=== Data section ===
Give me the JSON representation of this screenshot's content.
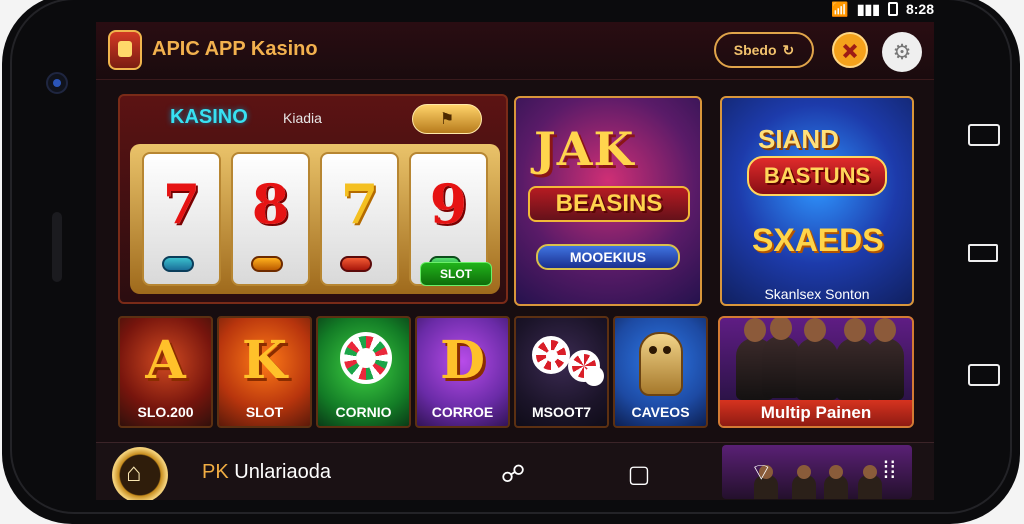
{
  "status": {
    "time": "8:28",
    "wifi_icon": "wifi-icon",
    "signal_icon": "signal-icon",
    "battery_icon": "battery-icon"
  },
  "app": {
    "title": "APIC APP Kasino",
    "coin_label": "Sbedo",
    "coin_icon": "refresh-icon"
  },
  "slot_panel": {
    "brand": "KASINO",
    "subtitle": "Kiadia",
    "pill": "⭐",
    "reels": [
      "7",
      "8",
      "7",
      "9"
    ],
    "button": "SLOT"
  },
  "promo_cards": [
    {
      "title": "JAK",
      "subtitle": "BEASINS",
      "badge": "MOOEKIUS"
    },
    {
      "title": "SIAND",
      "subtitle": "BASTUNS",
      "badge": "SXAEDS",
      "caption": "Skanlsex Sonton"
    }
  ],
  "tiles": [
    {
      "glyph": "A",
      "label": "SLO.200"
    },
    {
      "glyph": "K",
      "label": "SLOT"
    },
    {
      "glyph": "",
      "label": "CORNIO"
    },
    {
      "glyph": "D",
      "label": "CORROE"
    },
    {
      "glyph": "",
      "label": "MSOOT7"
    },
    {
      "glyph": "",
      "label": "CAVEOS"
    }
  ],
  "multi": {
    "label": "Multip Painen"
  },
  "bottom_bar": {
    "title_accent": "PK",
    "title_rest": " Unlariaoda",
    "chat_icon": "chat-icon",
    "page_icon": "page-icon",
    "promo_chat_icon": "chat-icon",
    "promo_menu_icon": "grid-icon"
  },
  "colors": {
    "accent": "#f0ad43",
    "background": "#170d10",
    "green_button": "#21b31b"
  }
}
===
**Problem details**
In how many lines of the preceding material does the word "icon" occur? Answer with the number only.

**Worked solution**
8